Tower 9 Swims

Tower 9 Swims are going well. First, we’ve switched back to 7 am swims Tuesdays and Thursdays, and 8 am swims Saturdays and Sundays.

Tower 9 swim just about a month ago

Oh, and hello to TaLisa and Mike. Talisa will join us soon as she’s learning to swim.

Mike already joined me in an impromptu swim to the buoy this morning. We sighted a seal that was playing around about 20 yards away from us. Mike likes the cold water and I’m sure he’ll enjoy our supportive crew.

Oh, and the lifeguards changed the buoy. That thing looks brand new. If you want to see it for yourself, be sure to ask for a buoy swim at one of your next Tower 9 swims.

Shuffling to avoid stingrays

You’ll want to shuffle into the water as the stingrays are here. If you take your time entering the water, you should be fine. Just remember to shuffle back in.

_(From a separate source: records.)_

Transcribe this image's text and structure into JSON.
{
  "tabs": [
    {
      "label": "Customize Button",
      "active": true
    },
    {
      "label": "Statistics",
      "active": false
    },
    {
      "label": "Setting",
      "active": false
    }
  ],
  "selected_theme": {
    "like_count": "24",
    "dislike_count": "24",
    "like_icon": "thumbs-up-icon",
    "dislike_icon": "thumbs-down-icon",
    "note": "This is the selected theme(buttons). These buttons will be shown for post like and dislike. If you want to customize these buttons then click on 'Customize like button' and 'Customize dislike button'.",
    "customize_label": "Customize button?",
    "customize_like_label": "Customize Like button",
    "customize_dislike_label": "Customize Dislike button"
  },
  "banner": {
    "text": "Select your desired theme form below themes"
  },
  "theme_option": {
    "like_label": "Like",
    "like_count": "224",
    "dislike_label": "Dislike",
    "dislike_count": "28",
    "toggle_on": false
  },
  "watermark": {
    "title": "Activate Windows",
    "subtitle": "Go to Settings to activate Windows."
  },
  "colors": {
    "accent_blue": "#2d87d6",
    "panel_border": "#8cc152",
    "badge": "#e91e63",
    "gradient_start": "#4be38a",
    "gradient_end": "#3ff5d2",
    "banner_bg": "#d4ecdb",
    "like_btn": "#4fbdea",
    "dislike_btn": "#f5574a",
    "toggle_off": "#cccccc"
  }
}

You’d be surprised, but you can probably manage to swim in water that’s slightly less than waist-deep. I’d recommend swimming as soon as you can just to avoid getting stung. Trust me, it’s worth taking your time entering and exiting the water. Getting stung will ruin a few hours.

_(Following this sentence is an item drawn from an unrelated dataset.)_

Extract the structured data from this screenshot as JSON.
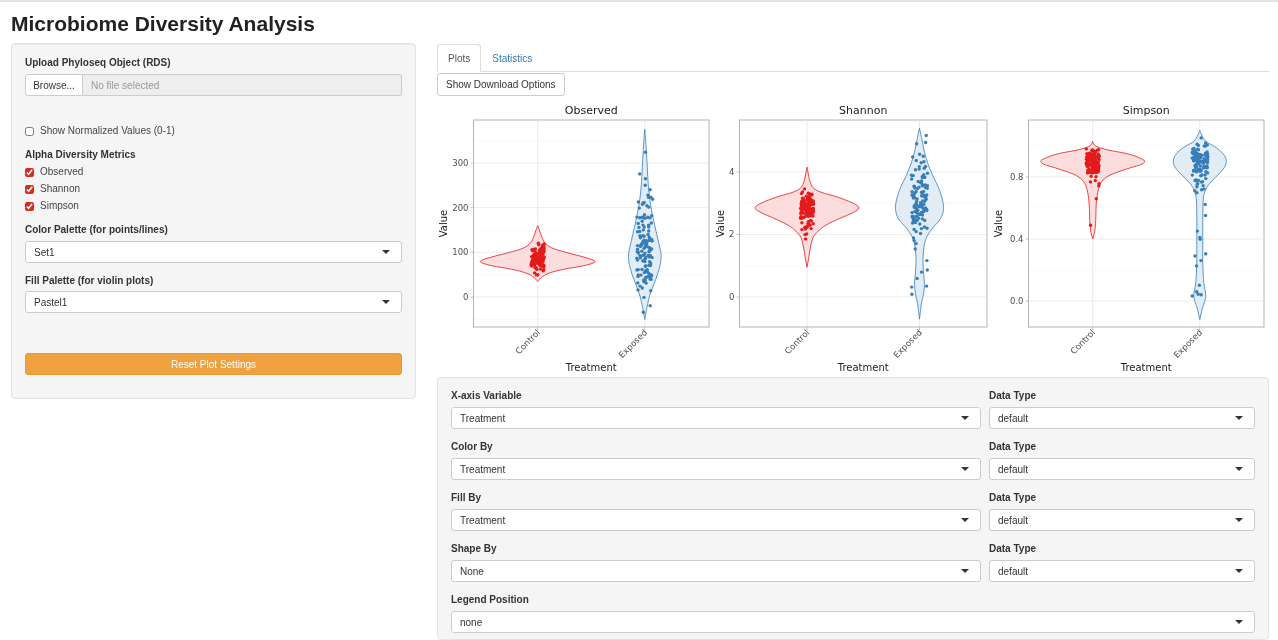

Sites with gear and help for your Tower 9 Swims

For those interested in gear, here are a few sites that can help you:


Swimoutlet has great deals on almost everything you need to swim in the ocean. The only drawback is their swimming wetsuit (open water swimming, triathlon, swim run) options are smaller than in the past.

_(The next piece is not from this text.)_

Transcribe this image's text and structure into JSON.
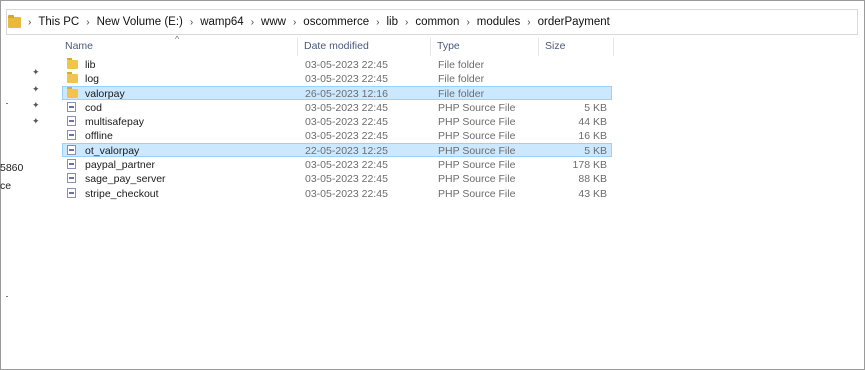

Justwetsuits is a great company for wetsuits. And they’re located in Arizona, so your order will arrive quickly. Often you can find last year’s models discounted and get a good deal. I recommend Orca, Blueseventy and a few others.


Swimlabs, located in Lake Forest, is a great place to learn. Though I’ve had only one lesson there, I was impressed by their facility and their staff. There are 3 pools (each is about 10′ x 15′) with cameras at every angle and even a mirror on the bottom. They are only about 3.5 feet deep.

Basically, you swim for about 12 seconds and then you see on a big screen TV what you just did. The TV is right in front of the pool and is delayed about 12-14 seconds. Oh, and they can modulate the flow of water to your desired 100 yard time.

The staff there is great and if I lived closer or were independently wealthy, I’d have lessons there regularly.

competitive aquatic supply

Sorry there is no link. But, they’re located in northwest HB and have all pool swim supplies there. Had no idea there was such a huge market for swimsuits and gear.

Only drawback: no neoprene here. Maybe this is where Josh shopped.

Necessary Gear for Tower 9 Swims

In decreasing order of importance:

Earplugs: not just for swimmer’s ear, but surfer’s ear. Try Mack’s Aqua Blocks.

Swim cap: not just to be seen – choose white or neon yellow – but also to keep you warm. I’d sooner swim without a wetsuit than without a swim cap. Neoprene is the warmest. Next is silicone. After that, latex.

Goggles: so you can see. If you wear glasses, you can try for optical goggles. My eyesight is ~-4 diopters (?) and I wear swimoutlet’s Sporti brand. They cost ~$15 and work well.

Wetsuit: you’ll want a swim/tri/swimrun wetsuit rather than a surfing wetsuit. Without going into too much detail, a swimming/triathlon/swimrun wetsuit is designed for greater shoulder mobility and buoyancy.

Neoprene Cap: for when the water is cold.

Neoprene gloves: you’ll want/need these only likely January through March here. Just make sure they fit your hand well. They’ll tend to expand in the water.

That’s about all you need. If you’re minimalist or into cold exposure, then you’re fine with a swimsuit, earplugs, swim cap and goggles. But, be sure to pack a hot beverage in a thermos to offset the afterdrop.

See you guys at one of our Tower 9 swims!